I generally take a somewhat softer stand regarding “referents,” and while I see the dangers of symbolic representation, I also see its beauty and utility. If stories can teach us to be “minorities,” as Gerbner put it, if stories can acculturate us into perceiving that the owners of slaves hold title by divine right, or by dint of scientifically supported evolutionary superiority, or by any reason at all save naked (and well-dressed) force (which is one of the secrets of which we, like Ham, must never speak), can not stories also acculturate us in an other direction? If so, what would those stories look like? What would stories look like that did not lead us toward the objectification of all others, but instead toward the acknowledgment of their subjectivity, and the realization of relationships with them?

I’m not suggesting by all of this that we simply do away with objectification. That’s not existentially possible, because we’re always surrounded by so many individuals, so many heartbeats, that to attempt to perceive every moment with any approximation of its real complexity would invite paralysis. For example—and please bear with me through this explication—today I got my hair cut. The person who cut my hair—Karen (not my environmentalist friend)—likes to talk as she works. Today I learned that her teenaged daughter used to play second-chair violin at her school orchestra, but now plays first. She’s also good at tennis, but quit after much soul searching. Two other women work at the shop. One of them is out of town; what was she doing the precise instant Karen began to run warm water through my hair? Was she making love, using the toilet, eating, sleeping, acting out of anger, sorrow, joy? All of these at the same time? The third woman was handing out candy bars to the man in her chair (who works at the prison) and his adolescent daughter, who, for some reason, accompanied him to the salon. The woman was not eating candy, because she perceives herself (inaccurately) as over weight.

“You don’t like chocolate?” the man asked.

“I love it.”

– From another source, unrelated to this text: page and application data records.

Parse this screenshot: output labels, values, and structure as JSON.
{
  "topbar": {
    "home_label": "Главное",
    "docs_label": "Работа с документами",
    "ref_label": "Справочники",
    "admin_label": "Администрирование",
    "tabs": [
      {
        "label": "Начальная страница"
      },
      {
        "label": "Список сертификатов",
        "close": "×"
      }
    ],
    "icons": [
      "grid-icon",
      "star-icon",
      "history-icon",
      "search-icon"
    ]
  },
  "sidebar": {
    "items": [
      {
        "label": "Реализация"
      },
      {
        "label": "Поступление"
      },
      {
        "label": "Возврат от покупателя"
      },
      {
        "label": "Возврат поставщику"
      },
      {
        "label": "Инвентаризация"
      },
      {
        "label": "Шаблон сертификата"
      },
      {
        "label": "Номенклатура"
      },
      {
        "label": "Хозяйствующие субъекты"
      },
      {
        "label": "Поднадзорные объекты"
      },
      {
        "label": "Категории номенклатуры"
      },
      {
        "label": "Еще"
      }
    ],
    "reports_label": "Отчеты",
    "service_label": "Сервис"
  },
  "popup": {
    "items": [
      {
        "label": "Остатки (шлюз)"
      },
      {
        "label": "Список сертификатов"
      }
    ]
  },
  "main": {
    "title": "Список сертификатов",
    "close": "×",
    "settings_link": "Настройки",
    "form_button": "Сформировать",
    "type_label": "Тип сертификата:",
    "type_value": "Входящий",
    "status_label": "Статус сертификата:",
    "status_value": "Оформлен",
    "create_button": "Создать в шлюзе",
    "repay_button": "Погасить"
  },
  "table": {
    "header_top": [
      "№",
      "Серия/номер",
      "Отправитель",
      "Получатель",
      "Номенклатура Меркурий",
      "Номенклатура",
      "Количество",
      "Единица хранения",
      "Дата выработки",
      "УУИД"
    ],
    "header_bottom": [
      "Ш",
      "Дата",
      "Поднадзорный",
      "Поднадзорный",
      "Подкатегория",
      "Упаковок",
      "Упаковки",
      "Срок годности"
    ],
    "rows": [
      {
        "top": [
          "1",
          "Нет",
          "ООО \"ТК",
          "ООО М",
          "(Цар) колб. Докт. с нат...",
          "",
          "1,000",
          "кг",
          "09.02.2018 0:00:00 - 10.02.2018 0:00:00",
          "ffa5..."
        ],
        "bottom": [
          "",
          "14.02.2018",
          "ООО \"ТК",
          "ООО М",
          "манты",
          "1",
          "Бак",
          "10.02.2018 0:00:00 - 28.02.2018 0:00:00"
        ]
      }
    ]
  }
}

“Then why aren’t you eating?”

“Look behind me.”

Almost every day the guard goes to work at the prison. He comes home. I do not know if he is happy at home. He may be. He may not be. The prisoners stay behind. At Pelican Bay there are maybe 1,500 prisoners in the SHU, or Security Housing Units. It is solitary confinement. Many will be in the SHU for the rest of their lives.

I leave the shop and get into my car, made fifteen years ago by people I will probably never know, even superficially. I see a man in a motorized wheelchair, on the back of which is a bumper sticker: I’d rather be flying. People drive by, in cars built by groups of individual humans. I pull out, and go home. On the way I see an elderly couple walking their dachshunds. One dog pulls hard on the woman’s arm, while the other, evidently tired, has been picked up. The man is carrying the dachshund for its walk. I used to do the same with an elderly dog I had years ago.

Attempting to maintain complete awareness of the fact that each person has a history, each one has preferences, each one has hobbies, causes me existentially to seize up, like an engine run too far in the red. I can feel my internal pistons begin to tap, then knock, and I know I’ve got to slow down. I can’t always be aware of the fact that my postal carrier was once a child, nor that the bank teller might have bunions. All of this is one reason I live in a small town: To navigate within cities demands intense objectification in defense of one’s sanity. I don’t even want to consider what everyone’s experiencing and thinking during a traffic jam on a hot Thursday afternoon in Los Angeles.

And we haven’t yet begun to talk about the subjectivity of nonhumans. Try getting through twenty-four hours considering that every fly, every spider, every moth that flutters at night into your headlamps is an individual with preferences as strong as your own. I’m not talking specifically about not killing or harming them: I’m just saying that it’s not possible—at least for me—to never objectify.

That said, I have also experienced moments of grace, when the world has opened up, or perhaps I have, and I have been able to perceive, take in, participate in, the beauty of the particular.